Remember when people used to tie a string around a finger as a reminder to remember something? Unfortunately, that didn’t seem to work too well. The string might help you recall that you meant to remember something, but sometimes you couldn’t remember what it was!
String might not be good for much, but there are other little tricks medical researchers have come up with (and investigated) that may help your memory function better. You’ll be very surprised at some of the things that can help you remember. . .
Give your memory a hand
According to researchers at Montclair State University in New Jersey, you can use your right hand to improve your memory. They found that clenching your right hand into a fist when you encounter something you want to remember can help you form a stronger memory. Then, later when you want to recall the item, clenching your left fist may improve your ability to bring it back.
In this research, the scientists had a group of people clench their right fist for 90 seconds right before trying to memorize a list of 72 words. Later, the subjects of the study clenched their left fist when trying to recollect the words. Meanwhile other people in the study either did nothing with their hands or used different hand motions when memorizing.1
The researchers found that the folks who clenched their right fist when learning the list by heart and then tightened their left when reciting what they remembered were more accurate than anyone else.
“The findings suggest that some simple body movements – by temporarily changing the way the brain functions- can improve memory. Future research will examine whether hand clenching can also improve other forms of cognition, for example verbal or spatial abilities,” says Ruth Propper, lead scientist on the study.
Moving thoughts around
Another technique for helping memory, say scientists at the University of California Irvine’s Center for the Neurobiology of Learning & Memory, is to engage in a short burst of moderate exercise when you are trying to hold on to a memory.
In this study, people aged 50 to 85 years viewed pictures of nature and animals before exercising on a stationary bike for six minutes at 70 percent of their maximum exercise capacity.
An hour later, they were given a surprise quiz on the pictures they had been shown. Compared to a group that did no exercise, the researchers discovered that exercise enhanced memory in a significant way in people who were healthy as well as in people who were cognitively impaired and had memory difficulties.2
Clearing the Mind
A final tip for improving how your mind works: Lose weight.
A study at Umea University in Sweden shows that in older, overweight women, weight loss can improve function in the parts of the brain that take part in forming and recalling memories.
These scientists put 20 overweight, postmenopausal women (average age 60) on a weight loss diet for six months. They each lost an average of 17 pounds. After their weight loss, the women performed better on memory tests. MRIs of their brains showed enhanced activity in brain regions linked to remembering.3
“The altered brain activity after weight loss suggests that the brain becomes more active while storing new memories and therefore needs fewer brain resources to recollect stored information,” says researcher Andreas Pettersson.

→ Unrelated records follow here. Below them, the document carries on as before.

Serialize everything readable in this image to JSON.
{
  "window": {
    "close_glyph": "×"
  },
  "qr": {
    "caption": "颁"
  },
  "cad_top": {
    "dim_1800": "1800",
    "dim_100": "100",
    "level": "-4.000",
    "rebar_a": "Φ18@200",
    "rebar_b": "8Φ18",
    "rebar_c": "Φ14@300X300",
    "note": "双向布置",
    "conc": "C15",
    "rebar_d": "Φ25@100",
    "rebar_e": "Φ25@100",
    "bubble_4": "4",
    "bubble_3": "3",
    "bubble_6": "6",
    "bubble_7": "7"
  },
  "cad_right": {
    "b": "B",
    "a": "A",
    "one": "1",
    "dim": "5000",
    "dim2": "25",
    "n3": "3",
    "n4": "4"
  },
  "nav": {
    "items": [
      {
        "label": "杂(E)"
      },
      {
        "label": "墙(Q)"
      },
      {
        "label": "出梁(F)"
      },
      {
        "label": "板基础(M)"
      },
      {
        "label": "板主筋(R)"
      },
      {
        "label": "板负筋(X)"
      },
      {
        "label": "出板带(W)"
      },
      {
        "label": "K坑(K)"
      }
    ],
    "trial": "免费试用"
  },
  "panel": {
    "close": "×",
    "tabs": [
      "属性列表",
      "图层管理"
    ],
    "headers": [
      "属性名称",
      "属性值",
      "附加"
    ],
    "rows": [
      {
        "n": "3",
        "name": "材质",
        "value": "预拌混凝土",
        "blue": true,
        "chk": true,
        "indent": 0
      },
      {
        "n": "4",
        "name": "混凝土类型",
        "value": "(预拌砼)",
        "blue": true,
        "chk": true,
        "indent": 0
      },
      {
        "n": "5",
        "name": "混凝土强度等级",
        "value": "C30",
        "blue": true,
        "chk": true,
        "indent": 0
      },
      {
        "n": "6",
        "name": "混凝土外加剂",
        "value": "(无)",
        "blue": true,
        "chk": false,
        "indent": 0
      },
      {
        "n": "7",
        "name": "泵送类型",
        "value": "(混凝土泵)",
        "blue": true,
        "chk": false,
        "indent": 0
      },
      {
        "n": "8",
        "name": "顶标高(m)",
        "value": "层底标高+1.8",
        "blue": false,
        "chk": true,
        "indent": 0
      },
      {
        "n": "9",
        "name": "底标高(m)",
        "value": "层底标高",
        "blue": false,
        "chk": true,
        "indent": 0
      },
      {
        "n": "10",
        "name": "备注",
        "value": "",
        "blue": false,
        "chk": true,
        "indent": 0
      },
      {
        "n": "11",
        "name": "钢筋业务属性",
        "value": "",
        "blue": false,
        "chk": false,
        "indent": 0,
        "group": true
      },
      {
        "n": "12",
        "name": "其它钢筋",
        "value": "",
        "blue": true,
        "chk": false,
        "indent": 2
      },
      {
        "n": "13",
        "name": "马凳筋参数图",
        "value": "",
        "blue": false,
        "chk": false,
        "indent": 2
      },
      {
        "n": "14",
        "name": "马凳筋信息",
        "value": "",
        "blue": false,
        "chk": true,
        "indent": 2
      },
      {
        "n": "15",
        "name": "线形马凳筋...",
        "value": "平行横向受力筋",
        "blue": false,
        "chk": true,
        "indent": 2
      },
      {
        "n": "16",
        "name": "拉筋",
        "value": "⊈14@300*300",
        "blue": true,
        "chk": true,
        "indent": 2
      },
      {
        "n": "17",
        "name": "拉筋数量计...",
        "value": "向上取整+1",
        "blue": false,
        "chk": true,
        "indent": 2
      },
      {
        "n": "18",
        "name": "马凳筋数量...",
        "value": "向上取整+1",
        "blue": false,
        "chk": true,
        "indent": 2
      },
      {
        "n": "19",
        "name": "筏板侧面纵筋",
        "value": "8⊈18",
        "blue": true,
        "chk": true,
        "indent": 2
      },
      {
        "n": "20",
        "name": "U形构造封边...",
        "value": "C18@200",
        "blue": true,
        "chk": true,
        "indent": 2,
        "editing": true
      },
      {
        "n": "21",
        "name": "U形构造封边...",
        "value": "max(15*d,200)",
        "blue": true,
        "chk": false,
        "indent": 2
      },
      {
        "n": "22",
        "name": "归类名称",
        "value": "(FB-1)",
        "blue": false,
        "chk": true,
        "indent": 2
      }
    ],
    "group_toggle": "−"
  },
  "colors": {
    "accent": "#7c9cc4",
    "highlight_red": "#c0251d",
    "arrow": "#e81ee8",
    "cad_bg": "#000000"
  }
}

The takeaway message from these three studies is clear: What you do with the rest of your body has a huge influence on your brain and your ability to retrieve the memories stored in it.